JC: When the band started in 2007, did you expect the level of success that you have now?
ML: From the outside looking in, being someone who had toured with The Contortionist in my older band, I enjoyed the band and felt like there was something special in the band. They’re so good live and such good people, I knew they’d probably be very successful. I never thought I would be a part of the band but it’s cool. It’s one of those things where everybody in the band, myself included, are very hard workers and we’ve been doing this for a very long time. When I do something, I want to do it as well as possible and I always want to keep getting better. That’s always my main goal and I try to enjoy it while I’m in the moment. I’m always looking to do something better.
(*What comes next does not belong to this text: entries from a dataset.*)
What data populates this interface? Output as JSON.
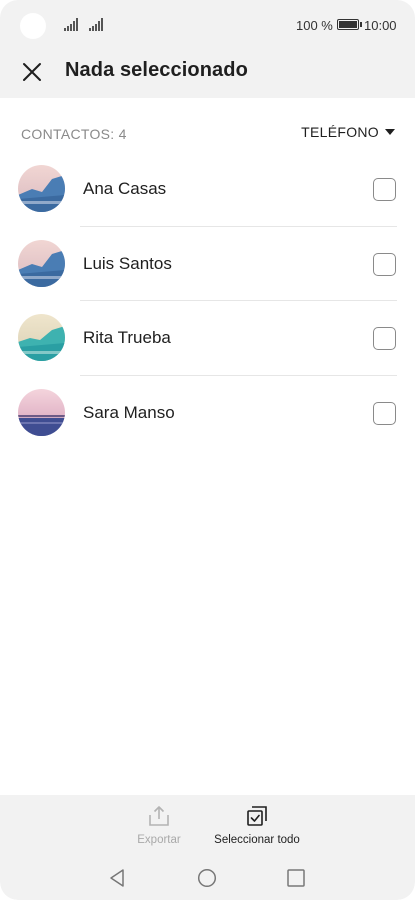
{
  "status_bar": {
    "battery": "100 %",
    "time": "10:00"
  },
  "app_bar": {
    "title": "Nada seleccionado"
  },
  "list_header": {
    "count_label": "CONTACTOS: 4",
    "source_label": "TELÉFONO"
  },
  "contacts": [
    {
      "name": "Ana Casas",
      "checked": false,
      "avatar_colors": [
        "#e9c8c8",
        "#3f6fa8"
      ]
    },
    {
      "name": "Luis Santos",
      "checked": false,
      "avatar_colors": [
        "#e9c8c8",
        "#3f6fa8"
      ]
    },
    {
      "name": "Rita Trueba",
      "checked": false,
      "avatar_colors": [
        "#e8dcc0",
        "#2aa3a6"
      ]
    },
    {
      "name": "Sara Manso",
      "checked": false,
      "avatar_colors": [
        "#f0cfd8",
        "#3b4a8c"
      ]
    }
  ],
  "actions": {
    "export_label": "Exportar",
    "select_all_label": "Seleccionar todo"
  },
  "icons": {
    "close": "close-icon",
    "export": "export-icon",
    "select_all": "select-all-icon",
    "back": "back-triangle-icon",
    "home": "home-circle-icon",
    "recent": "recent-square-icon"
  }
}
I expect to do well, I want to do well. In a way, I kind of expected it but it’s also surreal. In order for something to happen, I feel like you have to have a strong vision for it. You have to be able to accept the idea that you are capable of filling rooms of people and play music in front of them. If not, you’ll never take the risk to do it. If you think you’re not capable, you’ll never take the risks and do the things necessary to make it happen. So, I guess that was a longwinded answer, but yes, I did always envision playing shows and be able to draw people and have audiences. But it is still very surreal. It’s funny to think that I had that vision and it’s come to fruition.
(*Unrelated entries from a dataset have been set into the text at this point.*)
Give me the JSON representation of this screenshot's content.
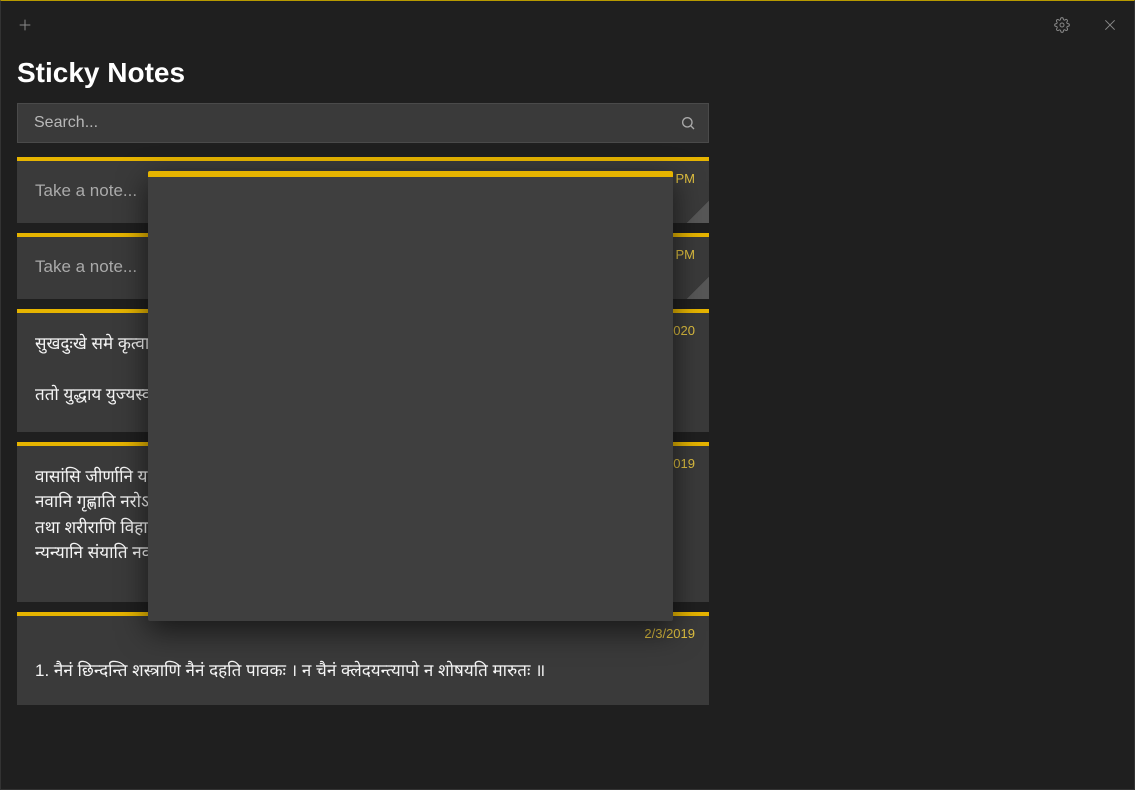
{
  "header": {
    "app_title": "Sticky Notes"
  },
  "search": {
    "placeholder": "Search..."
  },
  "notes": [
    {
      "timestamp": "3:55 PM",
      "placeholder": "Take a note...",
      "body": "",
      "fold": true
    },
    {
      "timestamp": "3:54 PM",
      "placeholder": "Take a note...",
      "body": "",
      "fold": true
    },
    {
      "timestamp": "3/25/2020",
      "placeholder": "",
      "body": "सुखदुःखे समे कृत्वा लाभालाभौ जयाजयौ ।\n\nततो युद्धाय युज्यस्व नैवं पापमवाप्स्यसि ॥",
      "fold": false
    },
    {
      "timestamp": "2/3/2019",
      "placeholder": "",
      "body": "वासांसि जीर्णानि यथा विहाय\nनवानि गृह्णाति नरोऽपराणि ।\nतथा शरीराणि विहाय जीर्णा-\nन्यन्यानि संयाति नवानि देही ॥",
      "fold": false
    },
    {
      "timestamp": "2/3/2019",
      "placeholder": "",
      "body": "1. नैनं छिन्दन्ति शस्त्राणि नैनं दहति पावकः । न चैनं क्लेदयन्त्यापो न शोषयति मारुतः ॥",
      "fold": false
    }
  ],
  "icons": {
    "add": "add-icon",
    "settings": "gear-icon",
    "close": "close-icon",
    "search": "search-icon"
  },
  "colors": {
    "accent": "#e6b400",
    "card_bg": "#3a3a3a",
    "window_bg": "#1f1f1f"
  }
}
JC: It’s great to have that kind of mentality to be able to do these great things.
ML: Well it takes a certain type of person to do this type of career. A certain type of crazy too. I feel like I’m the right combination of that [laughs].
JC: You’ve mentioned that Language was “truer to your musical tastes”. For your next album, will it be similar to Language or will you continue to evolve your sound musically?
ML: I can’t imagine it will be too similar just ’cause of the track record that this band has [and] knowing how much our musical tastes changed, even since we’ve been in the studio. We’re an interesting group of dudes when it comes to writing. We’re all trying to think differently, daily. When we’re working on music, we’ll write something that feels natural, and then we’ll go, “Now what can we do to this to make it weird”. We try to surprise ourselves and that’s really the goal at the end of the day. As a musician, if you write something you didn’t think you were capable of writing, then that’s really cool when you can surprise yourself. And that’s what makes it exciting. If you knew what you were going to write, it wouldn’t be exciting. You would just be doing it to collect a pay check.
JC: It’d end up being a boring office job.
ML: Exactly. Might as well work 9 to 5. That’s not what we’re in this for.
JC: So you always want to take it to the next level, always one step ahead?
ML: The point is to do stuff that’s different. Art isn’t about mimicking, it’s about creating. Granted, there’s shades of interpretations and inspiration in art from various artists that we enjoy, but at the end of the day, it’s about creating something that represents you. It’s hard to tell what perspective and what view on the world we’ll have when we start doing the next album. I’m very confident it’ll be interesting and I feel that we will still continue to evolve and do different things. Maybe it’ll be heavy, maybe it’ll be soft, it’s hard to tell.